This year has seen a number of high profile film remakes emerge, with fans of the source material longing to see their favourite stories come to life on the big screen once more.
Perhaps the most highly anticipated of these is the forthcoming Pride & Prejudice, a modern take on the beloved Jane Austen novel.
If you’re a massive fan of Austen’s work and have been waiting years for a decent adaptation, then rejoice: the makers of Pride & Prejudice have something truly special up their sleeves.
While it’s always exciting to see iconic stories brought to life on big-screen adaptations, it’s not always a good idea to remade something so personal. And in the case of Pride & Prejudice, it’s a bit of a dice roll as to whether this particular story will work for modern audiences or not.
The novel, which centers on the Elizabeth Bennet family and is regarded as one of the best-loved English literature stories, was first published in 1813 and follows the relationship between Elizabeth and Bingley, two of Austen’s most beloved characters. In the original story, Elizabeth finds her romantic inclinations repressed by her strict father. But as the years pass, she is eventually persuaded to marry an ambitious man named Wickham, who is only a few years her senior.
Pride & Prejudice wasn’t the first Austen novel to be adapted for the big screen. In 1971, a British television series called “Pride & Prejudice” was released, starring Katherine Jenkins and Robert Powell. While this was a faithful adaptation, it was nonetheless a somewhat odd fit for the big screen, which at the time, was mostly dominated by superhero movies.
But then J.M. WESTON’s 1996 directorial debut, Elizabethtown, arrived and changed everything.
Starring Nicole Kidman and Chris O’Donnell, Elizabethtown is a coming-of-age story set against the backdrop of the 1995 Los Angeles riots. It’s here that we see a grown-up Elizabeth Bennet (Kidman) for the first time, a woman who has suppressed her romantic feelings in order to appease her father and become a well-respected lawyer. She is aided in her quest for independence by her loyal companion and sidekick, Abby (O’Donnell).
Kidman has talked about how her experience of making the film inspired the role, remarking: “I think being an actor is like being a doctor or a lawyer or a teacher — you never know what kind of person you’ll meet along the way.
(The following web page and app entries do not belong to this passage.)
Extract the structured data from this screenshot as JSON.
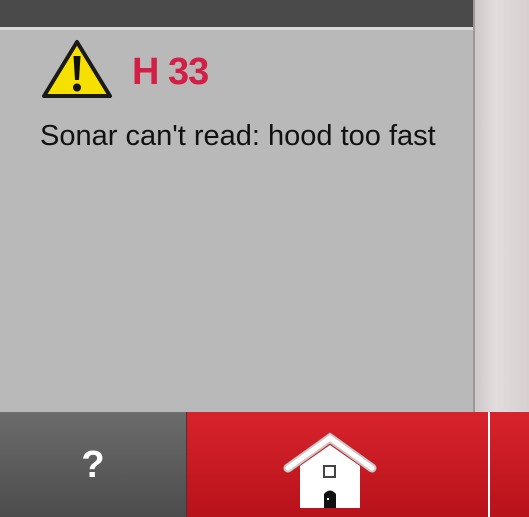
{
  "alert": {
    "icon": "warning-triangle-icon",
    "code": "H 33",
    "message": "Sonar can't read: hood too fast"
  },
  "colors": {
    "code_red": "#d31f45",
    "panel_gray": "#b9b9b9",
    "button_red": "#c8181f",
    "help_gray": "#5c5c5c",
    "warning_yellow": "#f5e000"
  },
  "toolbar": {
    "help_label": "?",
    "help_icon": "question-mark-icon",
    "home_icon": "home-icon"
  }
}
And for me, that was true. I met so many wonderful people who became like family. Also, the crew and the cast were so welcoming and made me feel like I belonged there from the beginning.”
But while Kidman and O’Donnell’s portrayals remain as strong as ever, it’s not necessarily fair to say that this was an altogether easy gig. O’Donnell, who spent 10 hours a day filming in front of a green screen (the actors were given motion-capture suits so their body movements could be traced), recalls how challenging it was to embody Abby: “It was incredibly uncomfortable for me. I didn’t feel like myself. I didn’t feel like a teenager, so it was hard to find that balance. I had to keep asking myself: ‘Is this how a 16-year-old would act?”’ And when I found the answer, it was like: ‘Okay, that’s how I’ll play it.'”
It’s clear that Kidman and O’Donnell had to go through an extensive training process in order to embody these iconic characters.
But aside from Kidman and O’Donnell, the film also stars Robert Pattinson, who is set to play the much sought-after Mr. Darcy. Like many other celebrities who have been linked to this adaptation, Pattinson had to put in some training in order to embody this iconic English aristocrat.
Pattinson, who has called the role of Darcy “the most challenging I’ve ever had,” spent a lot of time sparring with director J.M. WESTON (the film’s producer), debating the finer points of Pronounciation and stressing the importance of delivering a flawless performance. Apparently, Mr. Darcy’s steely exterior is a lot like Pattinson’s: “I studied him really carefully, and he’s such a complex character because he’s so focused on his pride and his prejudices,” he says. “And then, there’s this mask that he wears, this façade of cold indifference, which is impossible to pull off.”
But as challenging as playing the quintessential English snob might sound, Pattinson, who has spoken about how much he enjoys playing “bad boys,” says that he has no plans to change gears once the cameras start rolling.
“I’m really enjoying prancing around in a suit. It’s great to look at, and it feels amazing to wear, but it’s not like anything I’ve done before,” he says. “I’ve never really played a role like this; it’s part-comedian, part-royal, part role model, all Mr. Darcy. It’s a lot to take in.”
Ultimately, it’s not so much the remaking of classic stories that worries us, as it is the idea of seeing beloved characters reimagined for a modern audience. But given the undeniable allure that these remakes hold, we might begrudgingly have to admit that sometimes it’s unavoidable.